    Airport manager David Ploeger said in a statement released this morning by Los Alamos County that New Mexico Airlines has not informed the county of any maintenance issues, nor is the airline required to inform the county about such issues.
    “We don’t know anything specific about what those issues were,” he told the Los Alamos Monitor.
    In this morning’s statement, Ploeger said that “safety is a top priority for our passengers using the service.”
    He added that if the county learns of any documented safety-related issues, they would be addressed with New Mexico Airlines.

  • Machine will extract gases at Eco Station

    People driving down East Jemez Road past the Los Alamos County Eco Station may notice an odd piece of tech near the landfill — a tripod-like structure with a smokestack sticking out of it.
    According to county officials, the device, known as a “methane extraction system,” will probably be here for a few months.
    According to Angelica Gurule, environmental services manager for Los Alamos County’s Environmental Services Division, works like a vacuum sucking methane gas out of the landfill through a network of pipes connected to the stations methane monitoring wells. The goal, according to a consultant with SCS Engineers, is to contain and gradually reduce the amount of methane that has built up within the 40-acre landfill.
    “It’s not really a reduction, it’s keeping it from leaving the landfill on its perimeter,” said SCS Engineers Consultant Marcia Pincus.
    Gurule said the extractor will be here for about six months, or until they start seeing satisfactory results. According to a press release from the Los Alamos County Public Information Office, detected levels have ranged from zero to 41 percent of gas in the air, by volume.

  • Today in history Dec. 23
  • Valles Caldera looking to future

    ALBUQUERQUE (AP) — The management experiment at Valles Caldera National Preserve is coming to an end as the National Park Service prepares to take over the 140-square-mile property in northern New Mexico.

    The transition is among dozens of public land measures squeezed into the half-trillion-dollar defense bill signed by President Barack Obama on Friday, but details about how things will change at the preserve remain unclear.

    The Park Service is taking on Valles Caldera and numerous other properties at a time when the agency is struggling with more than $11 billion in deferred maintenance at existing parks and monuments and is looking to boost entrance fees at parks across the nation to generate more revenue in advance of the agency's centennial.

    Can the agency afford what amounts to its largest expansion in nearly four decades?

    U.S. Sen. Tom Coburn says no. The Oklahoma Republican said Friday on the Senate floor that expanding the park system was "a disastrous idea" and that the nation's existing parks were falling apart.

  • N.M. Airlines service returns

    The Los Alamos Chamber of Commerce announced today New Mexico Airlines has resumed service between Los Alamos and Albuquerque.

    The service has not been in operation for much of the month of December.

    Operation resumed this morning and flights are scheduled for this afternoon and Tuesday.
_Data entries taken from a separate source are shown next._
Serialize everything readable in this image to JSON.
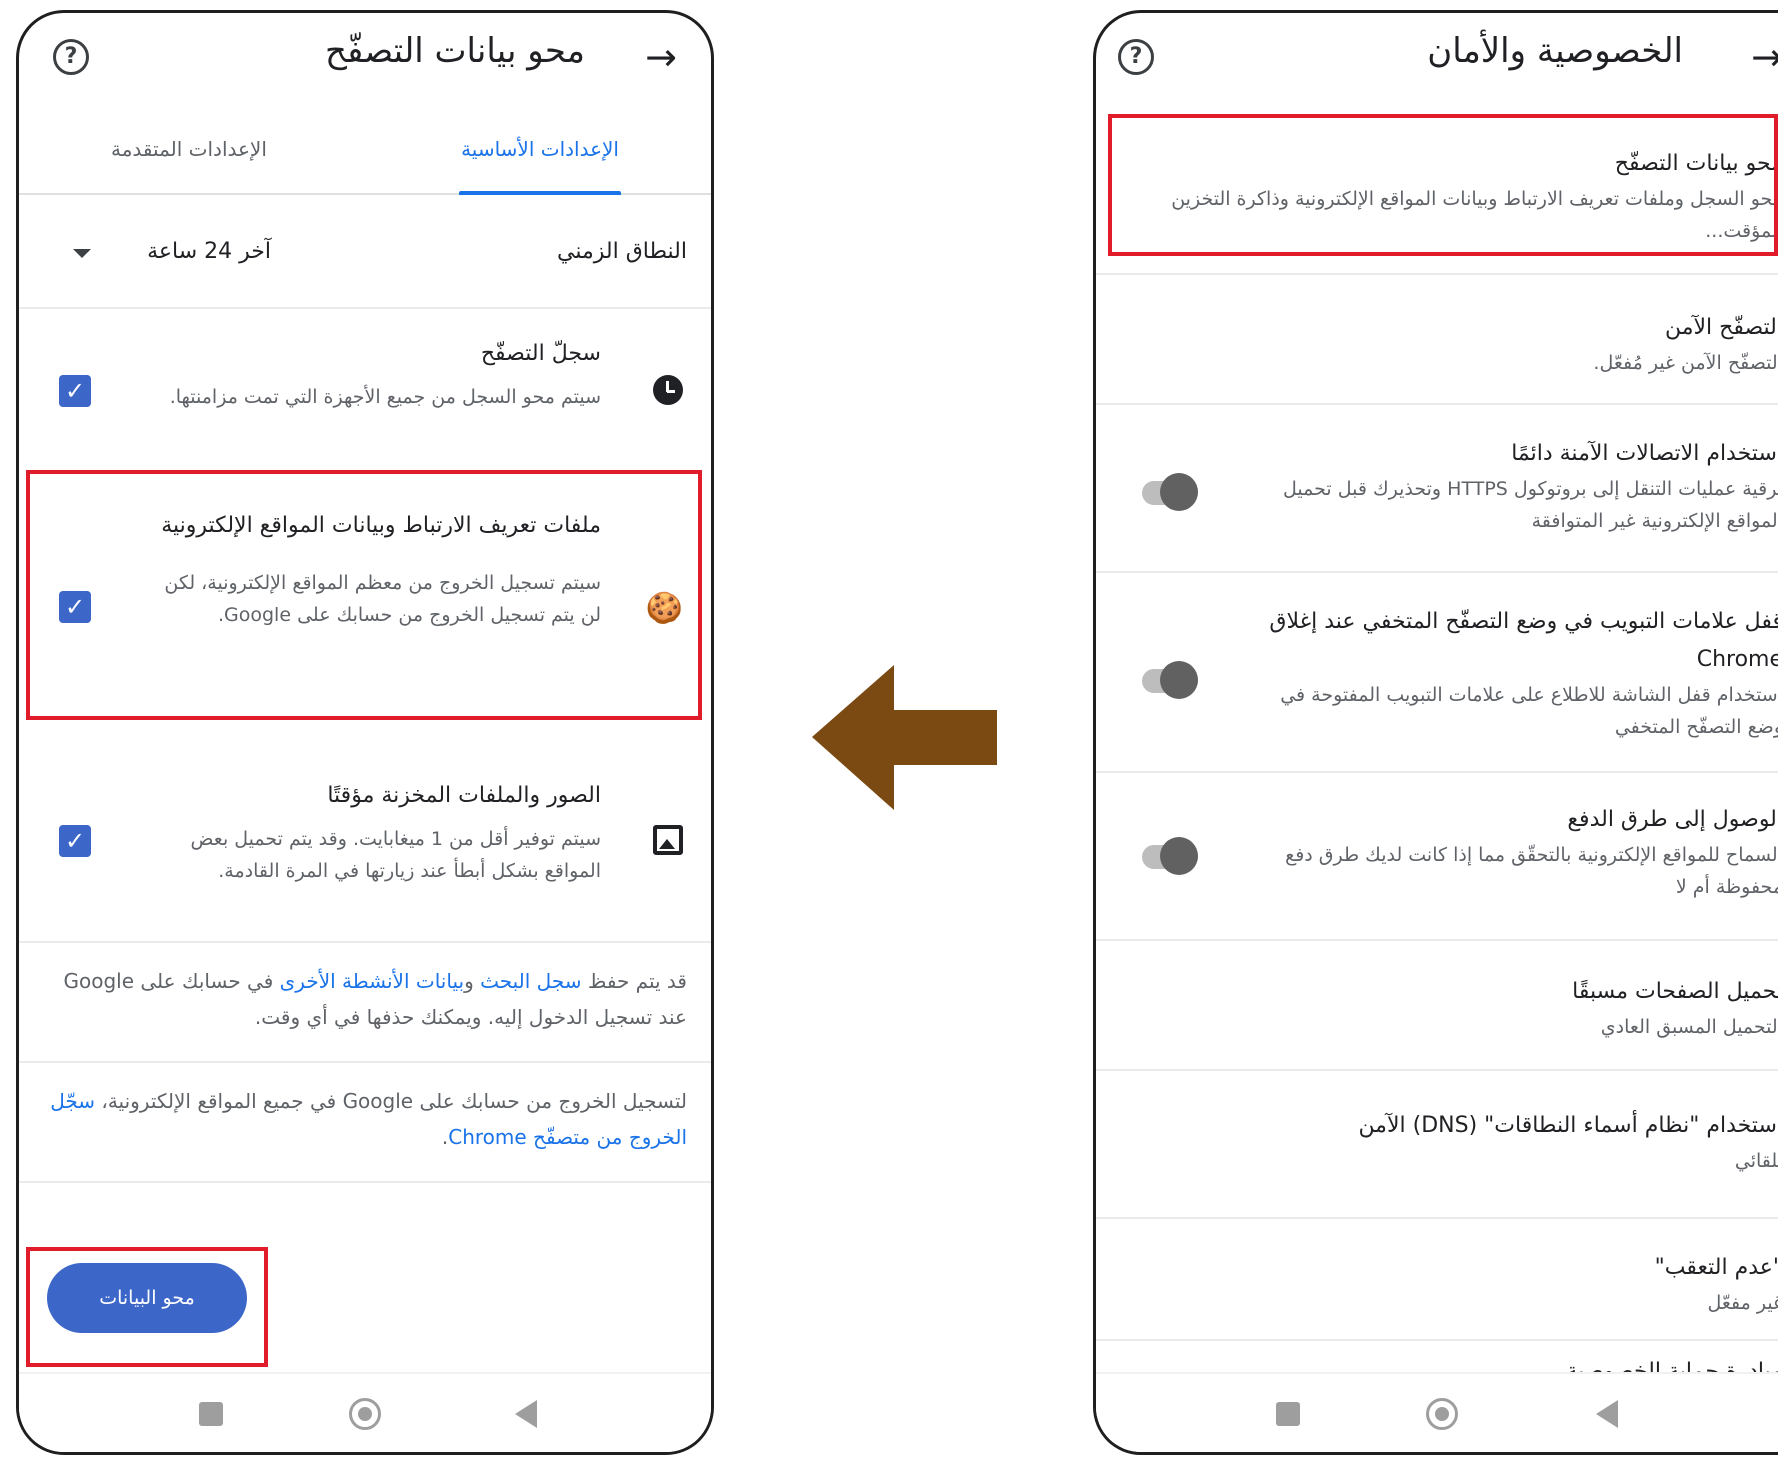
{
  "left_screen": {
    "title": "محو بيانات التصفّح",
    "tabs": {
      "basic": "الإعدادات الأساسية",
      "advanced": "الإعدادات المتقدمة"
    },
    "time_range": {
      "label": "النطاق الزمني",
      "value": "آخر 24 ساعة"
    },
    "items": [
      {
        "title": "سجلّ التصفّح",
        "desc": "سيتم محو السجل من جميع الأجهزة التي تمت مزامنتها.",
        "icon": "clock-icon",
        "checked": true
      },
      {
        "title": "ملفات تعريف الارتباط وبيانات المواقع الإلكترونية",
        "desc": "سيتم تسجيل الخروج من معظم المواقع الإلكترونية، لكن لن يتم تسجيل الخروج من حسابك على Google.",
        "icon": "cookie-icon",
        "checked": true
      },
      {
        "title": "الصور والملفات المخزنة مؤقتًا",
        "desc": "سيتم توفير أقل من 1 ميغابايت. وقد يتم تحميل بعض المواقع بشكل أبطأ عند زيارتها في المرة القادمة.",
        "icon": "image-icon",
        "checked": true
      }
    ],
    "info1": {
      "prefix": "قد يتم حفظ ",
      "link1": "سجل البحث",
      "mid": " و",
      "link2": "بيانات الأنشطة الأخرى",
      "suffix": " في حسابك على Google عند تسجيل الدخول إليه. ويمكنك حذفها في أي وقت."
    },
    "info2": {
      "prefix": "لتسجيل الخروج من حسابك على Google في جميع المواقع الإلكترونية، ",
      "link": "سجّل الخروج من متصفّح Chrome",
      "suffix": "."
    },
    "clear_button": "محو البيانات"
  },
  "right_screen": {
    "title": "الخصوصية والأمان",
    "items": [
      {
        "title": "محو بيانات التصفّح",
        "desc": "محو السجل وملفات تعريف الارتباط وبيانات المواقع الإلكترونية وذاكرة التخزين المؤقت..."
      },
      {
        "title": "التصفّح الآمن",
        "desc": "التصفّح الآمن غير مُفعّل."
      },
      {
        "title": "استخدام الاتصالات الآمنة دائمًا",
        "desc": "ترقية عمليات التنقل إلى بروتوكول HTTPS وتحذيرك قبل تحميل المواقع الإلكترونية غير المتوافقة",
        "toggle": "off"
      },
      {
        "title": "قفل علامات التبويب في وضع التصفّح المتخفي عند إغلاق Chrome",
        "desc": "استخدام قفل الشاشة للاطلاع على علامات التبويب المفتوحة في وضع التصفّح المتخفي",
        "toggle": "off"
      },
      {
        "title": "الوصول إلى طرق الدفع",
        "desc": "السماح للمواقع الإلكترونية بالتحقّق مما إذا كانت لديك طرق دفع محفوظة أم لا",
        "toggle": "off"
      },
      {
        "title": "تحميل الصفحات مسبقًا",
        "desc": "التحميل المسبق العادي"
      },
      {
        "title": "استخدام \"نظام أسماء النطاقات\" (DNS) الآمن",
        "desc": "تلقائي"
      },
      {
        "title": "\"عدم التعقب\"",
        "desc": "غير مفعّل"
      },
      {
        "title": "مبادرة حماية الخصوصية",
        "desc": ""
      }
    ]
  },
  "arrow": {
    "direction": "left",
    "color": "#7a4a12"
  },
  "colors": {
    "accent": "#1a73e8",
    "checkbox": "#3c67c9",
    "highlight": "#e01b2a"
  }
}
Passengers can book travel at pacificwings.com or by calling the airline's toll-free number, 888-564-6119.

  • NWS issues winter weather advisory

    The National Weather Service has issued a winter weather advisory for northern and eastern New Mexico. The advisory is in effect until 5 a.m. Tuesday.

    The NWS reported a strong upper-level jet stream that could bring moisture into the area. This could mean snow and blowing snow in the mountain areas in the northern part of the state.

    Snow accumulations anywhere between 2-7 inches are possible in the area and winds from the northwest could be 25-40 mph sustained and up to 55 mph gusts.

    The NWS said visibility could be an issue for travelers in the area.

    Check LAMonitor.com for updated information.

  • Today in history Dec. 22